Flash flooding in the Horn of Africa claims over 100 lives, displaces 700,000.
The Horn of Africa faces a devastating crisis as flash floods wreak havoc across Kenya, Somalia, and Ethiopia. Save the Children reported over 100 casualties, including 16 children, and a staggering 700,000 individuals displaced due to relentless downpours attributed to the El Nino weather phenomenon.
Kenya suffered 46 fatalities, with Somalia and Ethiopia registering 32 and 33 deaths respectively, illustrating the grave toll of the ongoing deluge. The unyielding rains, uncharacteristically intense due to El Nino, exhibit no signs of abating, aggravating an already dire situation.
Vulnerability to climate change has heightened in the Horn of Africa, witnessing frequent and severe extreme weather events. The region emerges from a prolonged drought, exacerbating the devastation caused by the recent heavy flooding. Basic services, including food, healthcare, and clean water access, are severely disrupted, elevating the risk of waterborne diseases such as cholera and measles, particularly for children and families displaced by the flooding.
Humanitarian organizations stress the urgent need for global intervention, anticipating a protracted El Nino phenomenon until at least April 2024. El Nino, known for its worldwide impact, brings both extreme heat and drought to some regions while unleashing heavy rainfall elsewhere.

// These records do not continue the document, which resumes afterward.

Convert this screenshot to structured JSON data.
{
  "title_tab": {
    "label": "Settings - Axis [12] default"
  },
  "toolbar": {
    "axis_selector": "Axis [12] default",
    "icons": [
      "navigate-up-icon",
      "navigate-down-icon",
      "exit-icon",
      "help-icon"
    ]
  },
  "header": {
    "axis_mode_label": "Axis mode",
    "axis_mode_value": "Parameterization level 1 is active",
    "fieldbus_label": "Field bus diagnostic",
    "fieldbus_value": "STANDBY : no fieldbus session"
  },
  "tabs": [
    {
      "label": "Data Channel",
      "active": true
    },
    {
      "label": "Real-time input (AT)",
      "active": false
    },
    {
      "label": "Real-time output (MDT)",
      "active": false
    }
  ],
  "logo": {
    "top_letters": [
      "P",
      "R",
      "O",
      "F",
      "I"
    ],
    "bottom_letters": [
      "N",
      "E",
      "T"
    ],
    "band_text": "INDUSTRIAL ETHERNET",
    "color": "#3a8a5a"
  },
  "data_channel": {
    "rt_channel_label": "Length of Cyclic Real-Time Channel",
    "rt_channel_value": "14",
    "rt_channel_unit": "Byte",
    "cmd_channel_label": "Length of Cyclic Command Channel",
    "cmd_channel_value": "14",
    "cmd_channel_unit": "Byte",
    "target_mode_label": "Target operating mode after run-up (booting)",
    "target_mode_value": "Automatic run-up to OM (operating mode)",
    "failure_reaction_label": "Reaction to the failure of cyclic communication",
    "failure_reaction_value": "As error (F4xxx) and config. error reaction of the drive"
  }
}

In previous instances of El Nino, the Horn of Africa witnessed catastrophic floods resulting in thousands of casualties. The historic El Nino event between October 1997 and January 1998 claimed over 6,000 lives across five countries, with Somalia’s Juba River floods alone causing 1,800 deaths. Similarly, the relentless rainfall in East Africa at the close of 2019 led to 265 fatalities and widespread displacement, underscoring the region’s vulnerability to such extreme weather patterns.